    Thanks for this podcast. I’ve been producing a YouTube show out of my home for almost 3 years called “The Performing Songwriter”, which is recorded and edited, not live. But, I’ve been thinking about also doing a Facebook Live show and wanted to watch this video blog. A couple of things that I learned I wanted to pass on. First, people really need to pay attention to lighting. I’ve seen a lot of YouTube videos and livestreams where the lighting is poor. It’s not that hard. Even a clip lamp from Home Depot works. Good audio. I do disagree with using the mic in the Iphone, camera, computer, or webcam. People are more forgiving of poor video than they are of poor audio. It seems counter-intuitive with video, but it’s not. An iphone or ipad does not have an “audio in”, but you can use an iRig to hook that up, with a mic or from the board or mixer. If you use a laptop or regular computer, you can hook up both webcam and audio directly into the computer. Definitely use a tripod. Even with a smart phone or tablet, you can get devices that will hold the devices, which can then be put on a tripod or mic stand. Another more advanced thing is to download a free application called “Open Broadcaster Software”. It’s like a mini TV studio where you can use multiple webcams, show video or stills, have opening and closing slides, whatever. There is a learning curve, but it’s not that hard, especially with Facebook Live, as they have a settings template already set up for that.
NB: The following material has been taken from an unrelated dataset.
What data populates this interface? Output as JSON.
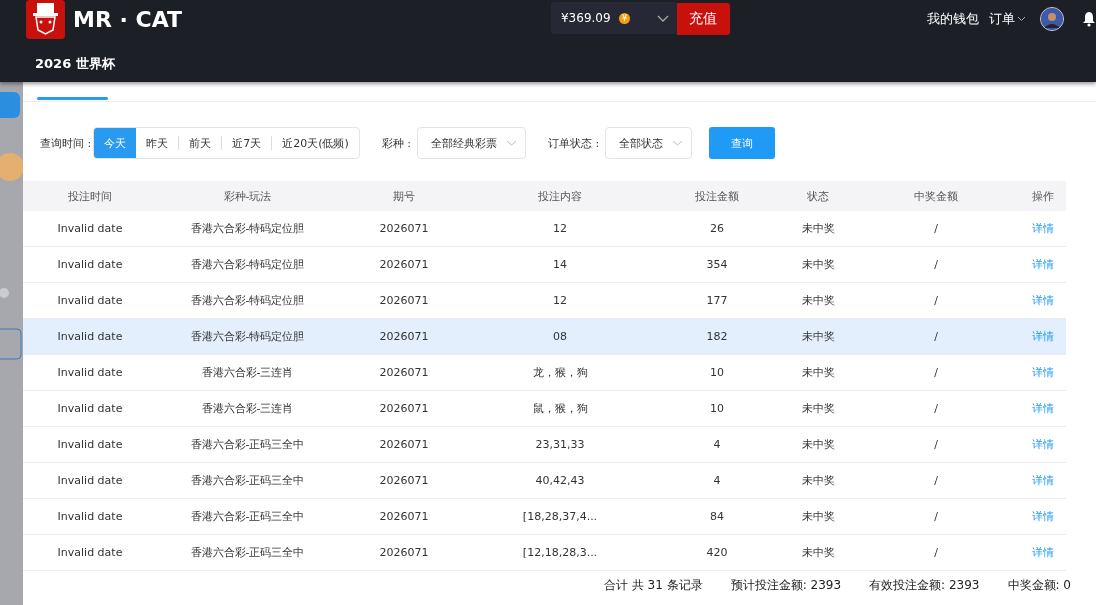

    Anyway, good video blog.

    Ray Naylor, raynaylor.net

  • jiveaces

    You can use the data, if you have good signal but you also run the risk of cell congestion too, especially at large festivals in the middle of a field.

  • jiveaces

    How did you stop the audio from sounding terrible from a moving phone in the crowd?

  • Scott Williams

    Run the audio from your mixing board into the iPhone. That’s
    what I do and it’s clean. Cuts out all the crowd noise too and gives
    you control. Of course you can’t move around much, unless you get a long cable.

  • Scott Williams

    Why not run the audio from your mixing board into the iPhone? That’s
    what I do and it’s clean. Cuts out all the crowd noise too and gives
    you control.

    And WHY vertical video? I do horizontal video on
    Facebook Live (iPhone 6+) and it’s fine. No black bars. It’s the
    preferred way. I hate vertical video (can you tell?)

  • jiveaces

    Ok but wouldn’t that take some fancy hardware and a long cable trailing through the crowd? Can you specify exactly how you get the board audio into your phone please?

  • Scott Williams

    not that fancy at all. I take my 1/4″ stereo outputs and run that to RCA inputs on an interface device like a BEHRINGER U-CONTROL UCA202 ($30 on amazon right now) which then converts the signal to a USB. Take that USB and plug it into a USB / Lightning camera adapter ($40). That goes into your phone. Get the camera adapter that has the power port because it will suck your phone battery fast. So you have to keep it plugged in or use one of those power packs. So for mobile use, not great. But I had thought most of the footage was on stage which you could easily do. Or have the cameraman just right up front. It makes for pristine sound that one of my fans used at a dinner party. And I’m a quiet musician. If you have a loud band the main speakers will probably exceed the limits of the iPhone mic and it distorts, rendering the whole thing useless.

    And I wonder how mobile you could make it. Take the outputs from the mixing board and send it through a bluetooth device to your mobile cameraman armed with the Behringer and power pack.

  • jiveaces

    OK thats very helpful, thank you Scott, I will look into that.

  • Scott Williams

    Sure thing! As musicians we want to give people the best possible sound, and if we have mixing boards why not use that as the audio. And if you want crowd applause, aim a mic at them and mix it in between songs.

  • Scott Williams

    I’m going to try that ‘Open Broadcaster.’ Thanks for that. And also for the suggestion of not using the crappy iPhone mic. There is no need for using that these days.